The first contact betweeen the company and the potential new employee is the job listing.  The job applicant will identify jobs, tasks, responsibilities, etc. listed in the job listing that align with his/her own experience or capabilities.  Both are well served to be honest in their portrayal.  The company should be honest about the role and the applicant should not claim experiences or responsibilities that are not their own.  In years gone by, it might have been possible for companies to get away with stretching the truth about a position’s true nature.  However, now applicants can rely on sites like glassdoor to provide them with an insider’s view of the company (comments written by previous or current employees about the company’s culture, pay rates, and job tasks).

First Contacts

It is advisable for the company to create an interview schedule if more than one interview will be conducted and share that with both the applicant and those conducting the interviews.  This allows the applicant to understand who they will be speaking with (by name and job title), the schedule of interviews, and can better prepare their interview answers based on the functions, responsibilities, and perspectives of the interviewer.  The interviewers can then tailor their questions so that the applicant is not asked the same questions numerous times, but rather each interviewer is tasked with collecting different information.

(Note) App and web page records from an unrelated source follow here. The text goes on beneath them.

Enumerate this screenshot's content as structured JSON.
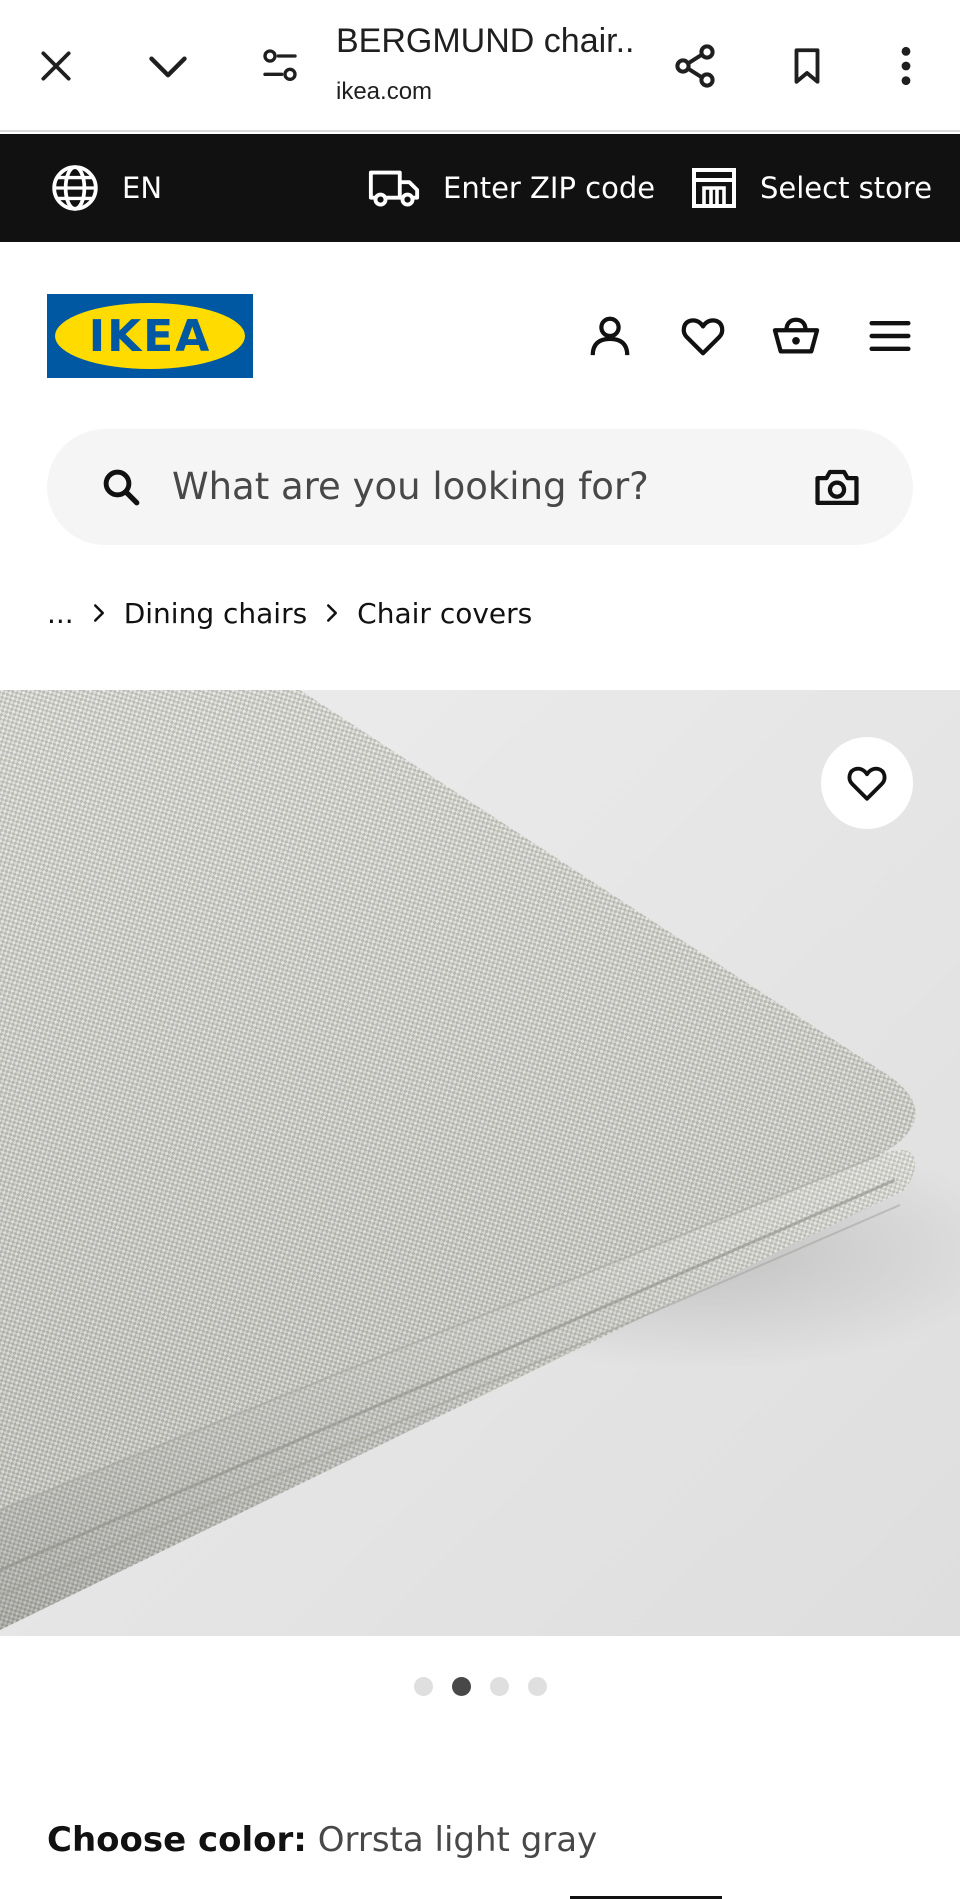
{
  "browser": {
    "title": "BERGMUND chair...",
    "url": "ikea.com"
  },
  "utility_bar": {
    "language": "EN",
    "zip_label": "Enter ZIP code",
    "store_label": "Select store"
  },
  "header": {
    "logo_text": "IKEA"
  },
  "search": {
    "placeholder": "What are you looking for?"
  },
  "breadcrumb": {
    "ellipsis": "...",
    "items": [
      "Dining chairs",
      "Chair covers"
    ]
  },
  "carousel": {
    "dot_count": 4,
    "active_index": 1
  },
  "product": {
    "color_label": "Choose color:",
    "color_value": "Orrsta light gray"
  },
  "colors": {
    "ikea_blue": "#0058a3",
    "ikea_yellow": "#ffdb00",
    "utility_bar_bg": "#111111"
  }
}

In the event that the interviewers are detained or unable to meet with the applicant at the assigned time, it is especially important to have someone tasked with acting as “host” or “hostess.”  This person will shepherd the applicant from interview to interview, or check in periodically to ensure that the applicant is being tended to, answer any questions that may arise, or allow the applicant to make requests to ensure their own comfort during the process (water, access to a bathroom, chance to make a phone call, etc. – as appropriate).

Engagement on Interviews

While there are different approaches to interviews:

  1. Behavioral interviews are popular where the interviewee is asked for examples of how they have performed in different conditions or scenarios, or how they might behave in simulated situations.
  2. Another less popular form of interviewing, but still occasionally conducted are “stress interviews” where the applicant is seen in a situation that is uncomfortable and then judged on how they handle stress.  An example of this is stress interview .
  3. The traditional approach is the review of one’s career highlights and sharing the position’s key responsibilities.

Treat interviews as important exchanges.

The purpose of the interview should not be forgotten in the pursuit of the techniques.  The interview is designed to give a realistic insight into both the applicant and the job to ensure that there is an alignment between the two.  If either the company or the applicant are not better informed about each other after the interviews have been completed, it was not as successful as it could have been.

Next Steps

Share the expectations after the applicant has completed the interviews.  Will there be follow-ups?  Additional interviews?  Is there any administrative transactions that are to be completed (paying for travel, lodging, meals, parking, or other expenses incurred – and agreed to beforehand)?  What is the timing that decisions be made?

Failure to consider these aspects of the interview process may lead to a less than optimal interview/hiring experience for both the company and the interviewee.

David Zahn